by Stephen Dinan – June 17, 2016
The number of illegal immigrant families jumping the border so far this fiscal year has already topped all of 2015, according to Homeland Security statistics released Friday that show the administration’s border problems continue to grow.
Some 6,788 people traveling as families were caught on the southwest border in May — a leap of more than 20 percent over April, and putting the total for the first eight months of the fiscal year at nearly 45,000.
That’s already well above the 2015 yearlong total of fewer than 40,000, though it’s short of the record pace set in 2014, when a massive surge exposed massive holes in the U.S. immigration system.
Federal and local authorities have struggled to explain the latest surge in families, but a government lawyer gave one explanation to a federal judge earlier this month, saying that the Obama administration’s own lax enforcement policies, set in part by the courts, have enticed ever more people to make the harrowing journey.
The Justice Department’s immigration-law expert even told the judge that Illegal immigrants are abducting children on their trip north, hoping to pose as families to take advantage of the lax policies.
Overall immigration — including families, children traveling alone, and the more traditional adult illegal immigration — is up dramatically compared to 2015, powered by a major spike over the winter, and steady increases in the spring.
Homeland Security Secretary Jeh Johnson visited Central America, which is responsible for most of the spike in children and families, to try to urge would-be migrants to stay home.
In a statement Friday, U.S. Customs and Border Protection placed the blame for the surge on “push factors” in Central America, but did not mention U.S. policies that are enticing migration.
“We continue to work aggressively to address the underlying causes of illegal migration, to deter future increases, to further secure our border, and to support broader regional efforts to provide avenues for protection of vulnerable populations in Central America,” CBP said in the statement.
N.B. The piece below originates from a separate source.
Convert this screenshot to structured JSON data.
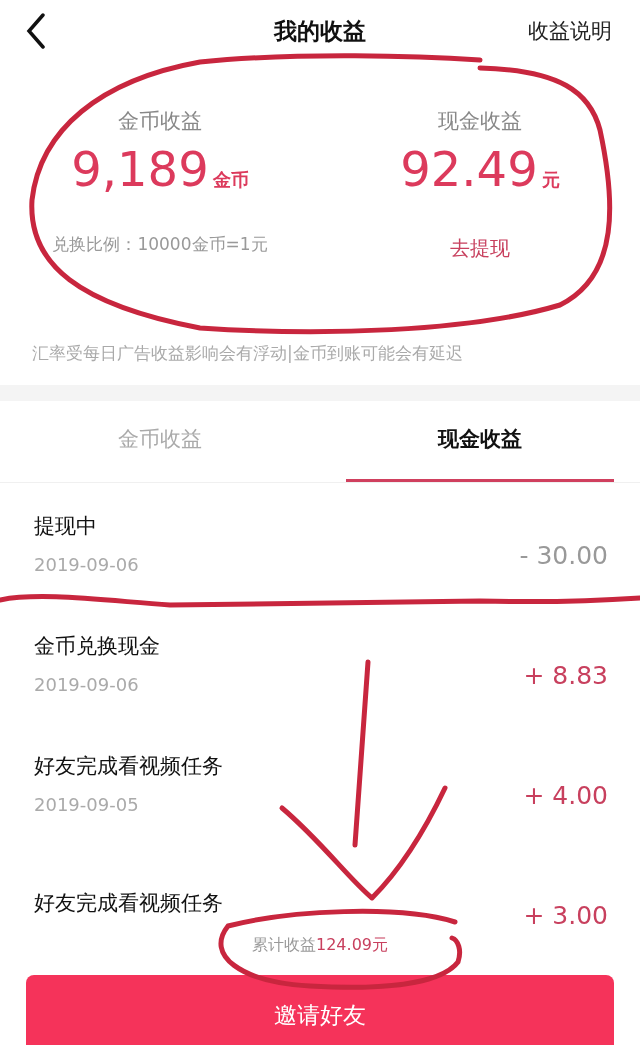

CBP said it’s already deported some 50,000 people back to Central America so far in fiscal year 2016 — though the agency’s own figures show that means they’re falling behind, with nearly 60,000 unaccompanied children and families already having been caught so far this year. That figure doesn’t include the regular adults, who would show an even larger backlog building.